### What the task requires
Among the lines below, which ones contain the word "true"? Copy every such line.

------ Supplied data ------

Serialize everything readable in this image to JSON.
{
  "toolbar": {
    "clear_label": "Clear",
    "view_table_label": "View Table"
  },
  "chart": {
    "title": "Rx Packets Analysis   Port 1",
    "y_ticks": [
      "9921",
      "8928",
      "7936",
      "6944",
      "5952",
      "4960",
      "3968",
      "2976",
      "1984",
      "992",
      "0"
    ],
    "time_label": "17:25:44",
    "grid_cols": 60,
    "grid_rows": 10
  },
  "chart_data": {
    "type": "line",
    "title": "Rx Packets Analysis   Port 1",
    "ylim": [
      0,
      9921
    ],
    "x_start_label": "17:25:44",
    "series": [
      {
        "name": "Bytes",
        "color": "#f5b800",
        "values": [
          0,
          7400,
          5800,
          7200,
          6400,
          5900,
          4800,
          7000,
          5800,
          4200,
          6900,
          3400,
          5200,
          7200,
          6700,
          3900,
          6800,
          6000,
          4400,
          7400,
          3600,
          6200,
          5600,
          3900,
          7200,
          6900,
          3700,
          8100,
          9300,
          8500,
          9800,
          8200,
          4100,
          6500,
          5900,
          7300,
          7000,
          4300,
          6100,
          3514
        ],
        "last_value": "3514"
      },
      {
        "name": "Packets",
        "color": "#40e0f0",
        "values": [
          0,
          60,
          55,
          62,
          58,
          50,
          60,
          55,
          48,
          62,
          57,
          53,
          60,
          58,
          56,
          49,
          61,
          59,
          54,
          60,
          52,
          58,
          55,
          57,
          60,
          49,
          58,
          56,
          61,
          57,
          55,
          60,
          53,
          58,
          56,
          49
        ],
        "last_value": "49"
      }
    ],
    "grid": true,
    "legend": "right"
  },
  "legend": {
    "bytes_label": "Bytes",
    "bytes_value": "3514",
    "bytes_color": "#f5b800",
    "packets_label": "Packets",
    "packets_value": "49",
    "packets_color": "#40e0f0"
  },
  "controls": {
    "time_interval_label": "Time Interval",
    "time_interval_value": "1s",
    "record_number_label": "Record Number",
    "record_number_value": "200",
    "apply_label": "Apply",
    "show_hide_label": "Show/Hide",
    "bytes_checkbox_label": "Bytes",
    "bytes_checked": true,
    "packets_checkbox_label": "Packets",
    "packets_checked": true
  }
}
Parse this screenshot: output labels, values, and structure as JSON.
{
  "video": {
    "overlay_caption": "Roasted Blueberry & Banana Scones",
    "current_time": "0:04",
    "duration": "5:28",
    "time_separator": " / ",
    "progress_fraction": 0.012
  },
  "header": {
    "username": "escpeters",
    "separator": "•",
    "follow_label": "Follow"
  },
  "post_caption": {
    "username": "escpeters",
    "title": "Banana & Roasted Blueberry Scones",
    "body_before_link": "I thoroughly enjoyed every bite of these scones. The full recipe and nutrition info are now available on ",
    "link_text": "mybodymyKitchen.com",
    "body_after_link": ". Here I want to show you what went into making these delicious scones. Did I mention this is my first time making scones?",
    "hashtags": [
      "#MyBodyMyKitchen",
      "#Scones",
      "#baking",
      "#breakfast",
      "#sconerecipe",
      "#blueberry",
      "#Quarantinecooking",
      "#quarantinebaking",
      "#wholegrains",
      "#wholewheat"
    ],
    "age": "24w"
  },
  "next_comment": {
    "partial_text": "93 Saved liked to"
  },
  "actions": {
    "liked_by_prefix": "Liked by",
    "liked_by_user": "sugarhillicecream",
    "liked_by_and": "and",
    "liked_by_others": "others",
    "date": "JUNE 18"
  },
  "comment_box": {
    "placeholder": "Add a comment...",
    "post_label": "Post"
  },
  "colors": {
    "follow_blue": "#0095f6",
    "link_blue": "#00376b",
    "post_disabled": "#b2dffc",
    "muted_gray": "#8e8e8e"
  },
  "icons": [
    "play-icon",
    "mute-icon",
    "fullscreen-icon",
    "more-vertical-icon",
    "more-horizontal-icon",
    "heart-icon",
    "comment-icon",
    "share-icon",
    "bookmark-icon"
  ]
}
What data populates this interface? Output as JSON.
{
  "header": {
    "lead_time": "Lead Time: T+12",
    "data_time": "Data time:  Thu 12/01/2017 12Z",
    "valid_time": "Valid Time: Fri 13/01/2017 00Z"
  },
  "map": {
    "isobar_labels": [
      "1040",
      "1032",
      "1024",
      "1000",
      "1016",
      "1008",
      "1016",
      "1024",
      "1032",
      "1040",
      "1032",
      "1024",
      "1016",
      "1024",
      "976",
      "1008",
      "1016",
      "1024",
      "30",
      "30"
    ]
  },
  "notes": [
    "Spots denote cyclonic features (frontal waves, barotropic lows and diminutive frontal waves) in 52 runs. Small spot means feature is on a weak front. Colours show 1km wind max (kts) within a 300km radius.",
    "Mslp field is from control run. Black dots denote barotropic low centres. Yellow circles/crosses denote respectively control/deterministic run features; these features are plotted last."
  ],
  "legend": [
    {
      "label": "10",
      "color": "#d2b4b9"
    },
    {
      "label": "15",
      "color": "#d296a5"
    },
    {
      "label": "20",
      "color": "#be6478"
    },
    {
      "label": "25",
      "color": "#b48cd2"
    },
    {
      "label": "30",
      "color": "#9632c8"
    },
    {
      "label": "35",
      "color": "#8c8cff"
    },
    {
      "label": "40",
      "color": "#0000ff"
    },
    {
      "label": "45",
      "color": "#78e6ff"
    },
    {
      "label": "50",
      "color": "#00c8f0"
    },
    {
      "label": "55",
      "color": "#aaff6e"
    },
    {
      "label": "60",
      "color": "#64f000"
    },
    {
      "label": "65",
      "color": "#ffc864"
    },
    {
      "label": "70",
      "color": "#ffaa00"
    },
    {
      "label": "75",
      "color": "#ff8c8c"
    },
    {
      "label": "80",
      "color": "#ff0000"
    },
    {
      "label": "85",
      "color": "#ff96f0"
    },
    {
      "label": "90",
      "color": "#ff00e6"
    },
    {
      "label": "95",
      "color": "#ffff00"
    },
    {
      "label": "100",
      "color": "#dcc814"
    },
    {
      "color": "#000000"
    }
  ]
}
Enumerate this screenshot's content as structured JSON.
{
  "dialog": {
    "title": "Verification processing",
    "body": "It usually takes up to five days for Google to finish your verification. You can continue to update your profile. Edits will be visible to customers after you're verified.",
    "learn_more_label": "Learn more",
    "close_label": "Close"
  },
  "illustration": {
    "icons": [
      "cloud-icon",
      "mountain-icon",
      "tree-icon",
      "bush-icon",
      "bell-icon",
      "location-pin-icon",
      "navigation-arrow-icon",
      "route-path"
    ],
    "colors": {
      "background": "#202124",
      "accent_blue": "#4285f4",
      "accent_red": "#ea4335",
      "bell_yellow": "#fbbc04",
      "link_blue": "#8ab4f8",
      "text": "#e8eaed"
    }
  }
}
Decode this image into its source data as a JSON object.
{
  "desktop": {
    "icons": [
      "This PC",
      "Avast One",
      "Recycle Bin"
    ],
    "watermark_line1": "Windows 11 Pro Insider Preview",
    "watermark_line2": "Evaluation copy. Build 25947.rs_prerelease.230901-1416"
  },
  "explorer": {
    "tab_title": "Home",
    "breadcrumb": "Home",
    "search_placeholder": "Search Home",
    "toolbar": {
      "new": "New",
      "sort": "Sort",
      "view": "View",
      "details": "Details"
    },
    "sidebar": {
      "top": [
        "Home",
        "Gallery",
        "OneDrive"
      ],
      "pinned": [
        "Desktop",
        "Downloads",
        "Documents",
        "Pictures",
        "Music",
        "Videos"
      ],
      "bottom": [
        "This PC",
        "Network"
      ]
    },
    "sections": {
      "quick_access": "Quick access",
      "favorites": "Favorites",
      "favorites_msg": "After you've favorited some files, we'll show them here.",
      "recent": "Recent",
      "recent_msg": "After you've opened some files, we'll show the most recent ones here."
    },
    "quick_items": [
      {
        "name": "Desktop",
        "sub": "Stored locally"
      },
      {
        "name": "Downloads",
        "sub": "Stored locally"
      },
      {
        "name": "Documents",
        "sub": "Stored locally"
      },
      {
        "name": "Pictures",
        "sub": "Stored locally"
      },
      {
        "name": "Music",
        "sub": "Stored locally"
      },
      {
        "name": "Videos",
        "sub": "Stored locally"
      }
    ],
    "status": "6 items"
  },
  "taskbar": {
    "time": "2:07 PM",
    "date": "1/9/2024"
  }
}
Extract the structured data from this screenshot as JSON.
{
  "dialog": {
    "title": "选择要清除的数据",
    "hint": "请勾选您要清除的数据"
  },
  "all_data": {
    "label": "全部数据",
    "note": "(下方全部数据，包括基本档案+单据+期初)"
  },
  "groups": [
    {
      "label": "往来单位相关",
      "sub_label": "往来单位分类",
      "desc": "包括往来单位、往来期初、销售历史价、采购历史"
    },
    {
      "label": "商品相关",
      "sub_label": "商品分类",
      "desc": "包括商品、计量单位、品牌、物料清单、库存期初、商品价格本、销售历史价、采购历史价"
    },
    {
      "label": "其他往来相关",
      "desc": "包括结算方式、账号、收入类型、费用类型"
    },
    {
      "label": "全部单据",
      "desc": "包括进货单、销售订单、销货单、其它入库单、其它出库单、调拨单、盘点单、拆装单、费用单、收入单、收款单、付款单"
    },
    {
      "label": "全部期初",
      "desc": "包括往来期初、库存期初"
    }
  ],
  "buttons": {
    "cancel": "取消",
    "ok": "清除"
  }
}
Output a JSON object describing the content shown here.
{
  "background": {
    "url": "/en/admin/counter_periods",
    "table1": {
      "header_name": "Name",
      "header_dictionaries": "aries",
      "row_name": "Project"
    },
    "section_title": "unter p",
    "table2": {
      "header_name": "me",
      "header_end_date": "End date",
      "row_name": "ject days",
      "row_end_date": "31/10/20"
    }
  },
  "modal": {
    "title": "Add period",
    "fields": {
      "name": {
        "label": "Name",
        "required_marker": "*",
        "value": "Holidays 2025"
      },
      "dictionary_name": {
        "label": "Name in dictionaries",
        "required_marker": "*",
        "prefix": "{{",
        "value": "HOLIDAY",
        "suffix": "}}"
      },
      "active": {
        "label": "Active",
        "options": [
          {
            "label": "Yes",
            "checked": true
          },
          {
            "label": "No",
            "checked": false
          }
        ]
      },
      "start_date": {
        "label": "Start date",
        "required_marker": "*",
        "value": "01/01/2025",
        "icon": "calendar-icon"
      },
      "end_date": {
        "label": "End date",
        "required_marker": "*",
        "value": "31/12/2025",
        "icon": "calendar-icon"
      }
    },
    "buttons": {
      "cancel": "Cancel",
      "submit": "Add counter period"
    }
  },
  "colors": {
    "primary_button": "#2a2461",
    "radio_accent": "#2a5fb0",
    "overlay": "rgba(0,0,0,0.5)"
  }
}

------

### Solved exercise
    "grid": true,
    "bytes_checked": true,
    "packets_checked": true
            "checked": true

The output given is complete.